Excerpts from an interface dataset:
=-=-=-=-=

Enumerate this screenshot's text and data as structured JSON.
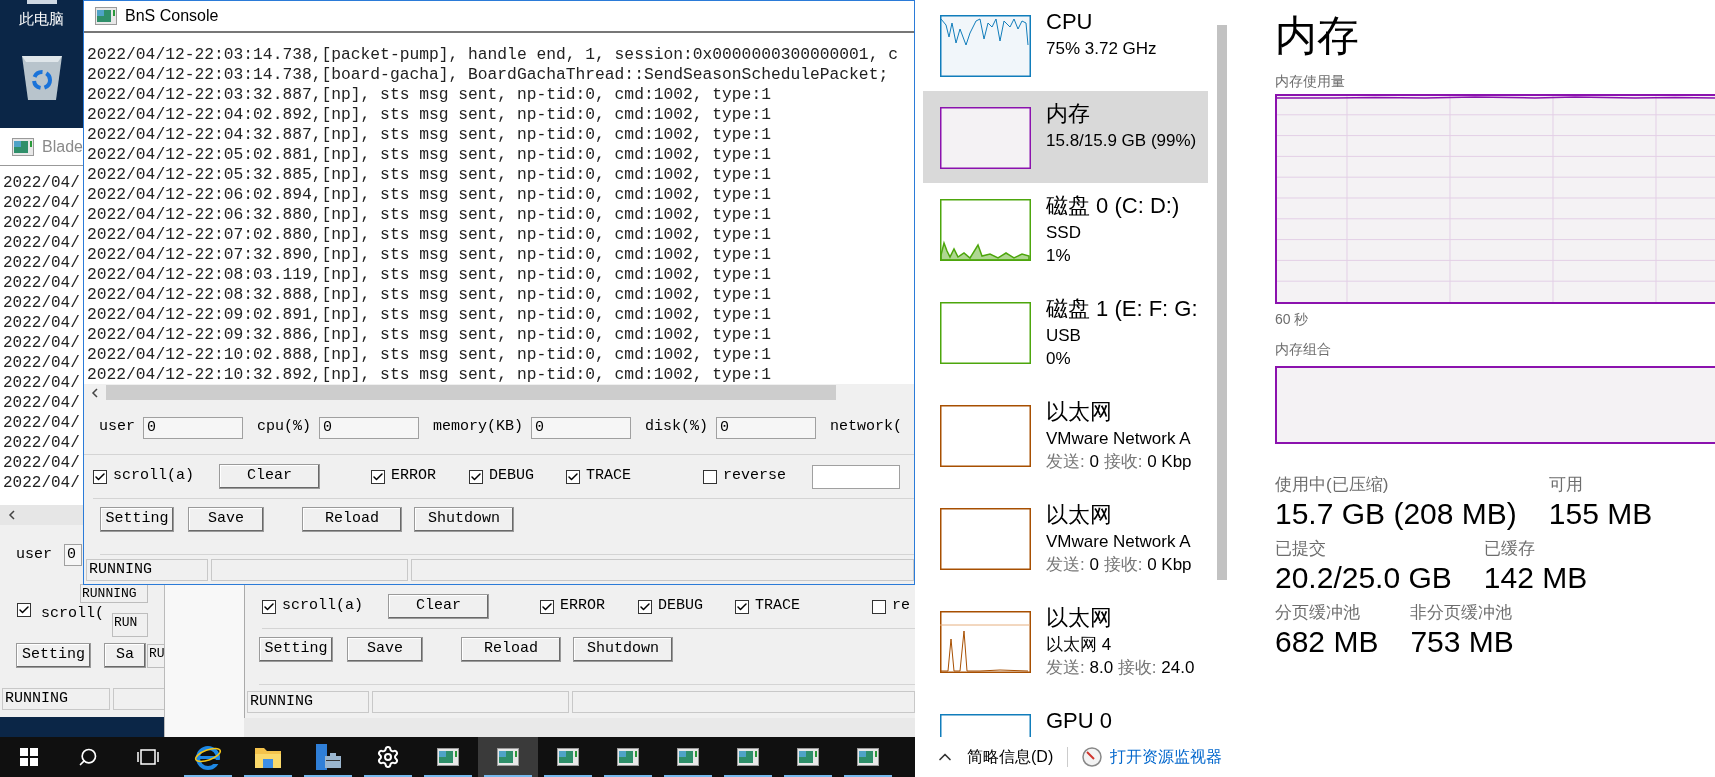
{
  "desktop_icons": [
    {
      "kind": "computer",
      "label": "此电脑"
    },
    {
      "kind": "recycle_bin"
    }
  ],
  "back_window": {
    "title": "Blade",
    "log_lines": [
      "2022/04/",
      "2022/04/",
      "2022/04/",
      "2022/04/",
      "2022/04/",
      "2022/04/",
      "2022/04/",
      "2022/04/",
      "2022/04/",
      "2022/04/",
      "2022/04/",
      "2022/04/",
      "2022/04/",
      "2022/04/",
      "2022/04/",
      "2022/04/"
    ],
    "field": {
      "label": "user",
      "value": "0"
    },
    "checkbox": {
      "label": "scroll(",
      "checked": true
    },
    "buttons": [
      "Setting",
      "Sa"
    ],
    "status": "RUNNING"
  },
  "stacked_status": [
    "RUNNING",
    "RUN",
    "RU"
  ],
  "console": {
    "title": "BnS Console",
    "log_lines": [
      "2022/04/12-22:03:14.738,[packet-pump], handle end, 1, session:0x0000000300000001, c",
      "2022/04/12-22:03:14.738,[board-gacha], BoardGachaThread::SendSeasonSchedulePacket;",
      "2022/04/12-22:03:32.887,[np], sts msg sent, np-tid:0, cmd:1002, type:1",
      "2022/04/12-22:04:02.892,[np], sts msg sent, np-tid:0, cmd:1002, type:1",
      "2022/04/12-22:04:32.887,[np], sts msg sent, np-tid:0, cmd:1002, type:1",
      "2022/04/12-22:05:02.881,[np], sts msg sent, np-tid:0, cmd:1002, type:1",
      "2022/04/12-22:05:32.885,[np], sts msg sent, np-tid:0, cmd:1002, type:1",
      "2022/04/12-22:06:02.894,[np], sts msg sent, np-tid:0, cmd:1002, type:1",
      "2022/04/12-22:06:32.880,[np], sts msg sent, np-tid:0, cmd:1002, type:1",
      "2022/04/12-22:07:02.880,[np], sts msg sent, np-tid:0, cmd:1002, type:1",
      "2022/04/12-22:07:32.890,[np], sts msg sent, np-tid:0, cmd:1002, type:1",
      "2022/04/12-22:08:03.119,[np], sts msg sent, np-tid:0, cmd:1002, type:1",
      "2022/04/12-22:08:32.888,[np], sts msg sent, np-tid:0, cmd:1002, type:1",
      "2022/04/12-22:09:02.891,[np], sts msg sent, np-tid:0, cmd:1002, type:1",
      "2022/04/12-22:09:32.886,[np], sts msg sent, np-tid:0, cmd:1002, type:1",
      "2022/04/12-22:10:02.888,[np], sts msg sent, np-tid:0, cmd:1002, type:1",
      "2022/04/12-22:10:32.892,[np], sts msg sent, np-tid:0, cmd:1002, type:1"
    ],
    "fields": [
      {
        "label": "user",
        "value": "0"
      },
      {
        "label": "cpu(%)",
        "value": "0"
      },
      {
        "label": "memory(KB)",
        "value": "0"
      },
      {
        "label": "disk(%)",
        "value": "0"
      },
      {
        "label": "network("
      }
    ],
    "toolbar": [
      {
        "kind": "checkbox",
        "label": "scroll(a)",
        "checked": true
      },
      {
        "kind": "button",
        "label": "Clear"
      },
      {
        "kind": "checkbox",
        "label": "ERROR",
        "checked": true
      },
      {
        "kind": "checkbox",
        "label": "DEBUG",
        "checked": true
      },
      {
        "kind": "checkbox",
        "label": "TRACE",
        "checked": true
      },
      {
        "kind": "checkbox",
        "label": "reverse",
        "checked": false
      },
      {
        "kind": "field"
      }
    ],
    "buttons": [
      "Setting",
      "Save",
      "Reload",
      "Shutdown"
    ],
    "status": "RUNNING"
  },
  "lower_console": {
    "toolbar": [
      {
        "kind": "checkbox",
        "label": "scroll(a)",
        "checked": true
      },
      {
        "kind": "button",
        "label": "Clear"
      },
      {
        "kind": "checkbox",
        "label": "ERROR",
        "checked": true
      },
      {
        "kind": "checkbox",
        "label": "DEBUG",
        "checked": true
      },
      {
        "kind": "checkbox",
        "label": "TRACE",
        "checked": true
      },
      {
        "kind": "checkbox",
        "label": "re",
        "checked": false
      }
    ],
    "buttons": [
      "Setting",
      "Save",
      "Reload",
      "Shutdown"
    ],
    "status": "RUNNING"
  },
  "taskbar": [
    {
      "kind": "start",
      "selected": false,
      "running": false
    },
    {
      "kind": "search",
      "selected": false,
      "running": false
    },
    {
      "kind": "task_view",
      "selected": false,
      "running": false
    },
    {
      "kind": "browser",
      "selected": false,
      "running": true
    },
    {
      "kind": "folder",
      "selected": false,
      "running": true
    },
    {
      "kind": "server_manager",
      "selected": false,
      "running": true
    },
    {
      "kind": "settings",
      "selected": false,
      "running": true
    },
    {
      "kind": "console",
      "selected": false,
      "running": true
    },
    {
      "kind": "console",
      "selected": true,
      "running": true
    },
    {
      "kind": "console",
      "selected": false,
      "running": true
    },
    {
      "kind": "console",
      "selected": false,
      "running": true
    },
    {
      "kind": "console",
      "selected": false,
      "running": true
    },
    {
      "kind": "console",
      "selected": false,
      "running": true
    },
    {
      "kind": "console",
      "selected": false,
      "running": true
    },
    {
      "kind": "console",
      "selected": false,
      "running": true
    }
  ],
  "task_manager": {
    "sidebar": [
      {
        "kind": "cpu",
        "title": "CPU",
        "selected": false,
        "active": true,
        "lines": [
          "75%  3.72 GHz"
        ]
      },
      {
        "kind": "memory",
        "title": "内存",
        "selected": true,
        "lines": [
          "15.8/15.9 GB (99%)"
        ]
      },
      {
        "kind": "disk",
        "title": "磁盘 0 (C: D:)",
        "selected": false,
        "active": true,
        "lines": [
          "SSD",
          "1%"
        ]
      },
      {
        "kind": "disk",
        "title": "磁盘 1 (E: F: G:",
        "selected": false,
        "active": false,
        "lines": [
          "USB",
          "0%"
        ]
      },
      {
        "kind": "ethernet",
        "title": "以太网",
        "selected": false,
        "active": false,
        "lines": [
          "VMware Network A"
        ],
        "traffic": {
          "sent_label": "发送:",
          "sent": "0",
          "recv_label": "接收:",
          "recv": "0 Kbp"
        }
      },
      {
        "kind": "ethernet",
        "title": "以太网",
        "selected": false,
        "active": false,
        "lines": [
          "VMware Network A"
        ],
        "traffic": {
          "sent_label": "发送:",
          "sent": "0",
          "recv_label": "接收:",
          "recv": "0 Kbp"
        }
      },
      {
        "kind": "ethernet",
        "title": "以太网",
        "selected": false,
        "active": true,
        "lines": [
          "以太网 4"
        ],
        "traffic": {
          "sent_label": "发送:",
          "sent": "8.0",
          "recv_label": "接收:",
          "recv": "24.0"
        }
      },
      {
        "kind": "gpu",
        "title": "GPU 0",
        "selected": false
      }
    ],
    "footer": {
      "toggle": "简略信息(D)",
      "link": "打开资源监视器"
    },
    "detail": {
      "title": "内存",
      "usage_label": "内存使用量",
      "time_label": "60 秒",
      "composition_label": "内存组合",
      "stats": [
        [
          {
            "label": "使用中(已压缩)",
            "value": "15.7 GB (208 MB)"
          },
          {
            "label": "可用",
            "value": "155 MB"
          }
        ],
        [
          {
            "label": "已提交",
            "value": "20.2/25.0 GB"
          },
          {
            "label": "已缓存",
            "value": "142 MB"
          }
        ],
        [
          {
            "label": "分页缓冲池",
            "value": "682 MB"
          },
          {
            "label": "非分页缓冲池",
            "value": "753 MB"
          }
        ]
      ]
    }
  }
}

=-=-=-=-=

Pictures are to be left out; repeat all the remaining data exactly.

§ Answer below
Enumerate this screenshot's text and data as structured JSON.
{
  "desktop_icons": [
    {
      "kind": "computer",
      "label": "此电脑"
    },
    {
      "kind": "recycle_bin"
    }
  ],
  "back_window": {
    "title": "Blade",
    "log_lines": [
      "2022/04/",
      "2022/04/",
      "2022/04/",
      "2022/04/",
      "2022/04/",
      "2022/04/",
      "2022/04/",
      "2022/04/",
      "2022/04/",
      "2022/04/",
      "2022/04/",
      "2022/04/",
      "2022/04/",
      "2022/04/",
      "2022/04/",
      "2022/04/"
    ],
    "field": {
      "label": "user",
      "value": "0"
    },
    "checkbox": {
      "label": "scroll(",
      "checked": true
    },
    "buttons": [
      "Setting",
      "Sa"
    ],
    "status": "RUNNING"
  },
  "stacked_status": [
    "RUNNING",
    "RUN",
    "RU"
  ],
  "console": {
    "title": "BnS Console",
    "log_lines": [
      "2022/04/12-22:03:14.738,[packet-pump], handle end, 1, session:0x0000000300000001, c",
      "2022/04/12-22:03:14.738,[board-gacha], BoardGachaThread::SendSeasonSchedulePacket;",
      "2022/04/12-22:03:32.887,[np], sts msg sent, np-tid:0, cmd:1002, type:1",
      "2022/04/12-22:04:02.892,[np], sts msg sent, np-tid:0, cmd:1002, type:1",
      "2022/04/12-22:04:32.887,[np], sts msg sent, np-tid:0, cmd:1002, type:1",
      "2022/04/12-22:05:02.881,[np], sts msg sent, np-tid:0, cmd:1002, type:1",
      "2022/04/12-22:05:32.885,[np], sts msg sent, np-tid:0, cmd:1002, type:1",
      "2022/04/12-22:06:02.894,[np], sts msg sent, np-tid:0, cmd:1002, type:1",
      "2022/04/12-22:06:32.880,[np], sts msg sent, np-tid:0, cmd:1002, type:1",
      "2022/04/12-22:07:02.880,[np], sts msg sent, np-tid:0, cmd:1002, type:1",
      "2022/04/12-22:07:32.890,[np], sts msg sent, np-tid:0, cmd:1002, type:1",
      "2022/04/12-22:08:03.119,[np], sts msg sent, np-tid:0, cmd:1002, type:1",
      "2022/04/12-22:08:32.888,[np], sts msg sent, np-tid:0, cmd:1002, type:1",
      "2022/04/12-22:09:02.891,[np], sts msg sent, np-tid:0, cmd:1002, type:1",
      "2022/04/12-22:09:32.886,[np], sts msg sent, np-tid:0, cmd:1002, type:1",
      "2022/04/12-22:10:02.888,[np], sts msg sent, np-tid:0, cmd:1002, type:1",
      "2022/04/12-22:10:32.892,[np], sts msg sent, np-tid:0, cmd:1002, type:1"
    ],
    "fields": [
      {
        "label": "user",
        "value": "0"
      },
      {
        "label": "cpu(%)",
        "value": "0"
      },
      {
        "label": "memory(KB)",
        "value": "0"
      },
      {
        "label": "disk(%)",
        "value": "0"
      },
      {
        "label": "network("
      }
    ],
    "toolbar": [
      {
        "kind": "checkbox",
        "label": "scroll(a)",
        "checked": true
      },
      {
        "kind": "button",
        "label": "Clear"
      },
      {
        "kind": "checkbox",
        "label": "ERROR",
        "checked": true
      },
      {
        "kind": "checkbox",
        "label": "DEBUG",
        "checked": true
      },
      {
        "kind": "checkbox",
        "label": "TRACE",
        "checked": true
      },
      {
        "kind": "checkbox",
        "label": "reverse",
        "checked": false
      },
      {
        "kind": "field"
      }
    ],
    "buttons": [
      "Setting",
      "Save",
      "Reload",
      "Shutdown"
    ],
    "status": "RUNNING"
  },
  "lower_console": {
    "toolbar": [
      {
        "kind": "checkbox",
        "label": "scroll(a)",
        "checked": true
      },
      {
        "kind": "button",
        "label": "Clear"
      },
      {
        "kind": "checkbox",
        "label": "ERROR",
        "checked": true
      },
      {
        "kind": "checkbox",
        "label": "DEBUG",
        "checked": true
      },
      {
        "kind": "checkbox",
        "label": "TRACE",
        "checked": true
      },
      {
        "kind": "checkbox",
        "label": "re",
        "checked": false
      }
    ],
    "buttons": [
      "Setting",
      "Save",
      "Reload",
      "Shutdown"
    ],
    "status": "RUNNING"
  },
  "taskbar": [
    {
      "kind": "start",
      "selected": false,
      "running": false
    },
    {
      "kind": "search",
      "selected": false,
      "running": false
    },
    {
      "kind": "task_view",
      "selected": false,
      "running": false
    },
    {
      "kind": "browser",
      "selected": false,
      "running": true
    },
    {
      "kind": "folder",
      "selected": false,
      "running": true
    },
    {
      "kind": "server_manager",
      "selected": false,
      "running": true
    },
    {
      "kind": "settings",
      "selected": false,
      "running": true
    },
    {
      "kind": "console",
      "selected": false,
      "running": true
    },
    {
      "kind": "console",
      "selected": true,
      "running": true
    },
    {
      "kind": "console",
      "selected": false,
      "running": true
    },
    {
      "kind": "console",
      "selected": false,
      "running": true
    },
    {
      "kind": "console",
      "selected": false,
      "running": true
    },
    {
      "kind": "console",
      "selected": false,
      "running": true
    },
    {
      "kind": "console",
      "selected": false,
      "running": true
    },
    {
      "kind": "console",
      "selected": false,
      "running": true
    }
  ],
  "task_manager": {
    "sidebar": [
      {
        "kind": "cpu",
        "title": "CPU",
        "selected": false,
        "active": true,
        "lines": [
          "75%  3.72 GHz"
        ]
      },
      {
        "kind": "memory",
        "title": "内存",
        "selected": true,
        "lines": [
          "15.8/15.9 GB (99%)"
        ]
      },
      {
        "kind": "disk",
        "title": "磁盘 0 (C: D:)",
        "selected": false,
        "active": true,
        "lines": [
          "SSD",
          "1%"
        ]
      },
      {
        "kind": "disk",
        "title": "磁盘 1 (E: F: G:",
        "selected": false,
        "active": false,
        "lines": [
          "USB",
          "0%"
        ]
      },
      {
        "kind": "ethernet",
        "title": "以太网",
        "selected": false,
        "active": false,
        "lines": [
          "VMware Network A"
        ],
        "traffic": {
          "sent_label": "发送:",
          "sent": "0",
          "recv_label": "接收:",
          "recv": "0 Kbp"
        }
      },
      {
        "kind": "ethernet",
        "title": "以太网",
        "selected": false,
        "active": false,
        "lines": [
          "VMware Network A"
        ],
        "traffic": {
          "sent_label": "发送:",
          "sent": "0",
          "recv_label": "接收:",
          "recv": "0 Kbp"
        }
      },
      {
        "kind": "ethernet",
        "title": "以太网",
        "selected": false,
        "active": true,
        "lines": [
          "以太网 4"
        ],
        "traffic": {
          "sent_label": "发送:",
          "sent": "8.0",
          "recv_label": "接收:",
          "recv": "24.0"
        }
      },
      {
        "kind": "gpu",
        "title": "GPU 0",
        "selected": false
      }
    ],
    "footer": {
      "toggle": "简略信息(D)",
      "link": "打开资源监视器"
    },
    "detail": {
      "title": "内存",
      "usage_label": "内存使用量",
      "time_label": "60 秒",
      "composition_label": "内存组合",
      "stats": [
        [
          {
            "label": "使用中(已压缩)",
            "value": "15.7 GB (208 MB)"
          },
          {
            "label": "可用",
            "value": "155 MB"
          }
        ],
        [
          {
            "label": "已提交",
            "value": "20.2/25.0 GB"
          },
          {
            "label": "已缓存",
            "value": "142 MB"
          }
        ],
        [
          {
            "label": "分页缓冲池",
            "value": "682 MB"
          },
          {
            "label": "非分页缓冲池",
            "value": "753 MB"
          }
        ]
      ]
    }
  }
}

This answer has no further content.